Mr. Hodsoll was the first Deputy Director for Management of the Office of Management & Budget in the Executive Office of the President. His federal career had included assignments in the White House (Deputy Assistant to President Reagan), State Department, Commerce Department, and Environmental Protection Agency.[1] He was a Foreign Service Officer 1966-1980, with his last job there as Deputy U.S. Special Representative for Non-Proliferation.

Following his federal service, Mr. Hodsoll founded a nationally recognized mapping and data service in Western Colorado, was elected a county commissioner, and served as Vice Chair of the National Association of Counties telecommunications committee. He has co-chaired three American Assemblies: The Arts and the Public Purpose, Deals and Ideals: For-Profit and Not-for-Profit Arts Connections, and Art, Technology, and Intellectual Property.

Mr. Hodsoll has a B.A. from Yale, an M.A. and LL.B from Cambridge, and a J.D. from Stanford. Early in his career, he ran a trading company in the Philippines and practiced law in New York (Sullivan & Cromwell). He is married to Mimi McEwen, an artist; has two children and two grandchildren; and lives in Falls Church, Virginia.

References[edit]
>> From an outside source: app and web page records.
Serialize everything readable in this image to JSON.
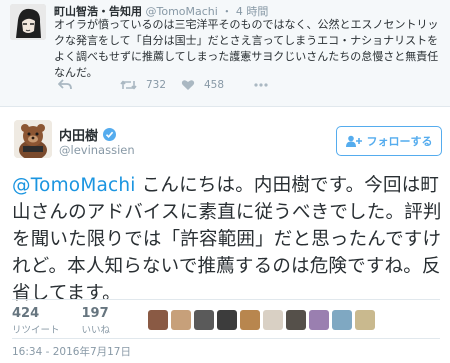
{
  "parent_tweet": {
    "name": "町山智浩・告知用",
    "handle": "@TomoMachi",
    "separator": "・",
    "time": "4 時間",
    "text": "オイラが憤っているのは三宅洋平そのものではなく、公然とエスノセントリックな発言をして「自分は国士」だとさえ言ってしまうエコ・ナショナリストをよく調べもせずに推薦してしまった護憲サヨクじいさんたちの怠慢さと無責任なんだ。",
    "actions": {
      "reply_icon": "reply-icon",
      "retweet_icon": "retweet-icon",
      "retweet_count": "732",
      "like_icon": "heart-icon",
      "like_count": "458",
      "more_icon": "more-icon"
    }
  },
  "main_tweet": {
    "name": "内田樹",
    "verified_icon": "verified-badge-icon",
    "handle": "@levinassien",
    "follow_label": "フォローする",
    "mention": "@TomoMachi",
    "text": " こんにちは。内田樹です。今回は町山さんのアドバイスに素直に従うべきでした。評判を聞いた限りでは「許容範囲」だと思ったんですけれど。本人知らないで推薦するのは危険ですね。反省してます。",
    "stats": {
      "retweets": "424",
      "retweets_label": "リツイート",
      "likes": "197",
      "likes_label": "いいね"
    },
    "likers": [
      "#8a5a44",
      "#c7a07a",
      "#5a5a5a",
      "#3c3c3c",
      "#b8864e",
      "#d9d0c4",
      "#55504a",
      "#9a7fb0",
      "#7fa8c2",
      "#c9b98e"
    ],
    "timestamp": "16:34 - 2016年7月17日"
  },
  "colors": {
    "accent": "#55acee",
    "mention": "#1b95e0",
    "muted": "#8899a6",
    "parent_bg": "#f5f8fa"
  }
}
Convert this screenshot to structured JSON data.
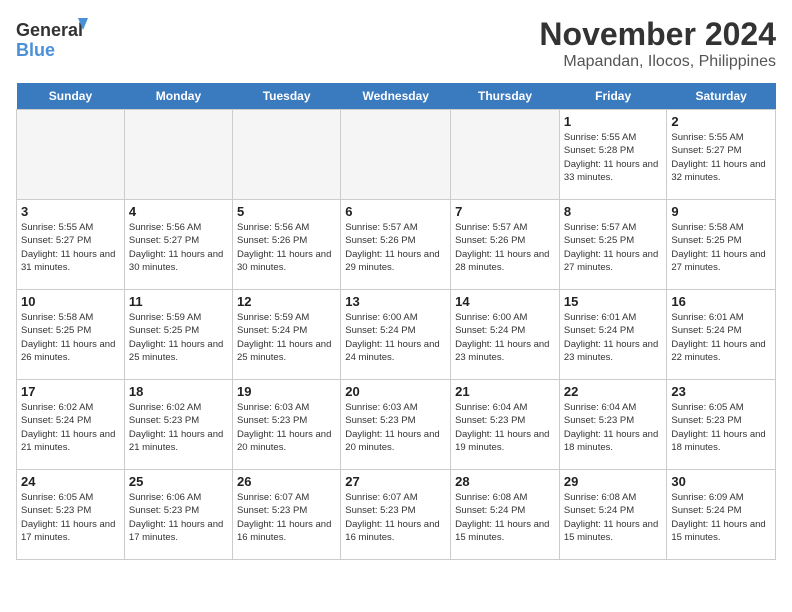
{
  "logo": {
    "line1": "General",
    "line2": "Blue"
  },
  "title": "November 2024",
  "subtitle": "Mapandan, Ilocos, Philippines",
  "days": [
    "Sunday",
    "Monday",
    "Tuesday",
    "Wednesday",
    "Thursday",
    "Friday",
    "Saturday"
  ],
  "weeks": [
    [
      {
        "date": "",
        "info": ""
      },
      {
        "date": "",
        "info": ""
      },
      {
        "date": "",
        "info": ""
      },
      {
        "date": "",
        "info": ""
      },
      {
        "date": "",
        "info": ""
      },
      {
        "date": "1",
        "info": "Sunrise: 5:55 AM\nSunset: 5:28 PM\nDaylight: 11 hours and 33 minutes."
      },
      {
        "date": "2",
        "info": "Sunrise: 5:55 AM\nSunset: 5:27 PM\nDaylight: 11 hours and 32 minutes."
      }
    ],
    [
      {
        "date": "3",
        "info": "Sunrise: 5:55 AM\nSunset: 5:27 PM\nDaylight: 11 hours and 31 minutes."
      },
      {
        "date": "4",
        "info": "Sunrise: 5:56 AM\nSunset: 5:27 PM\nDaylight: 11 hours and 30 minutes."
      },
      {
        "date": "5",
        "info": "Sunrise: 5:56 AM\nSunset: 5:26 PM\nDaylight: 11 hours and 30 minutes."
      },
      {
        "date": "6",
        "info": "Sunrise: 5:57 AM\nSunset: 5:26 PM\nDaylight: 11 hours and 29 minutes."
      },
      {
        "date": "7",
        "info": "Sunrise: 5:57 AM\nSunset: 5:26 PM\nDaylight: 11 hours and 28 minutes."
      },
      {
        "date": "8",
        "info": "Sunrise: 5:57 AM\nSunset: 5:25 PM\nDaylight: 11 hours and 27 minutes."
      },
      {
        "date": "9",
        "info": "Sunrise: 5:58 AM\nSunset: 5:25 PM\nDaylight: 11 hours and 27 minutes."
      }
    ],
    [
      {
        "date": "10",
        "info": "Sunrise: 5:58 AM\nSunset: 5:25 PM\nDaylight: 11 hours and 26 minutes."
      },
      {
        "date": "11",
        "info": "Sunrise: 5:59 AM\nSunset: 5:25 PM\nDaylight: 11 hours and 25 minutes."
      },
      {
        "date": "12",
        "info": "Sunrise: 5:59 AM\nSunset: 5:24 PM\nDaylight: 11 hours and 25 minutes."
      },
      {
        "date": "13",
        "info": "Sunrise: 6:00 AM\nSunset: 5:24 PM\nDaylight: 11 hours and 24 minutes."
      },
      {
        "date": "14",
        "info": "Sunrise: 6:00 AM\nSunset: 5:24 PM\nDaylight: 11 hours and 23 minutes."
      },
      {
        "date": "15",
        "info": "Sunrise: 6:01 AM\nSunset: 5:24 PM\nDaylight: 11 hours and 23 minutes."
      },
      {
        "date": "16",
        "info": "Sunrise: 6:01 AM\nSunset: 5:24 PM\nDaylight: 11 hours and 22 minutes."
      }
    ],
    [
      {
        "date": "17",
        "info": "Sunrise: 6:02 AM\nSunset: 5:24 PM\nDaylight: 11 hours and 21 minutes."
      },
      {
        "date": "18",
        "info": "Sunrise: 6:02 AM\nSunset: 5:23 PM\nDaylight: 11 hours and 21 minutes."
      },
      {
        "date": "19",
        "info": "Sunrise: 6:03 AM\nSunset: 5:23 PM\nDaylight: 11 hours and 20 minutes."
      },
      {
        "date": "20",
        "info": "Sunrise: 6:03 AM\nSunset: 5:23 PM\nDaylight: 11 hours and 20 minutes."
      },
      {
        "date": "21",
        "info": "Sunrise: 6:04 AM\nSunset: 5:23 PM\nDaylight: 11 hours and 19 minutes."
      },
      {
        "date": "22",
        "info": "Sunrise: 6:04 AM\nSunset: 5:23 PM\nDaylight: 11 hours and 18 minutes."
      },
      {
        "date": "23",
        "info": "Sunrise: 6:05 AM\nSunset: 5:23 PM\nDaylight: 11 hours and 18 minutes."
      }
    ],
    [
      {
        "date": "24",
        "info": "Sunrise: 6:05 AM\nSunset: 5:23 PM\nDaylight: 11 hours and 17 minutes."
      },
      {
        "date": "25",
        "info": "Sunrise: 6:06 AM\nSunset: 5:23 PM\nDaylight: 11 hours and 17 minutes."
      },
      {
        "date": "26",
        "info": "Sunrise: 6:07 AM\nSunset: 5:23 PM\nDaylight: 11 hours and 16 minutes."
      },
      {
        "date": "27",
        "info": "Sunrise: 6:07 AM\nSunset: 5:23 PM\nDaylight: 11 hours and 16 minutes."
      },
      {
        "date": "28",
        "info": "Sunrise: 6:08 AM\nSunset: 5:24 PM\nDaylight: 11 hours and 15 minutes."
      },
      {
        "date": "29",
        "info": "Sunrise: 6:08 AM\nSunset: 5:24 PM\nDaylight: 11 hours and 15 minutes."
      },
      {
        "date": "30",
        "info": "Sunrise: 6:09 AM\nSunset: 5:24 PM\nDaylight: 11 hours and 15 minutes."
      }
    ]
  ]
}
  1. ^ a b Hall, Carla. "Hodsoll's Surprise". Milwaukee Journal, December 14, 1981, p. 14. Retrieved on May 27, 2013.
  2. ^ Ratiner, Steven. "Program stresses personal expression through art". The Telegraph (Nashua), August 9, 1987, p. G-6. Retrieved on May 27, 2013.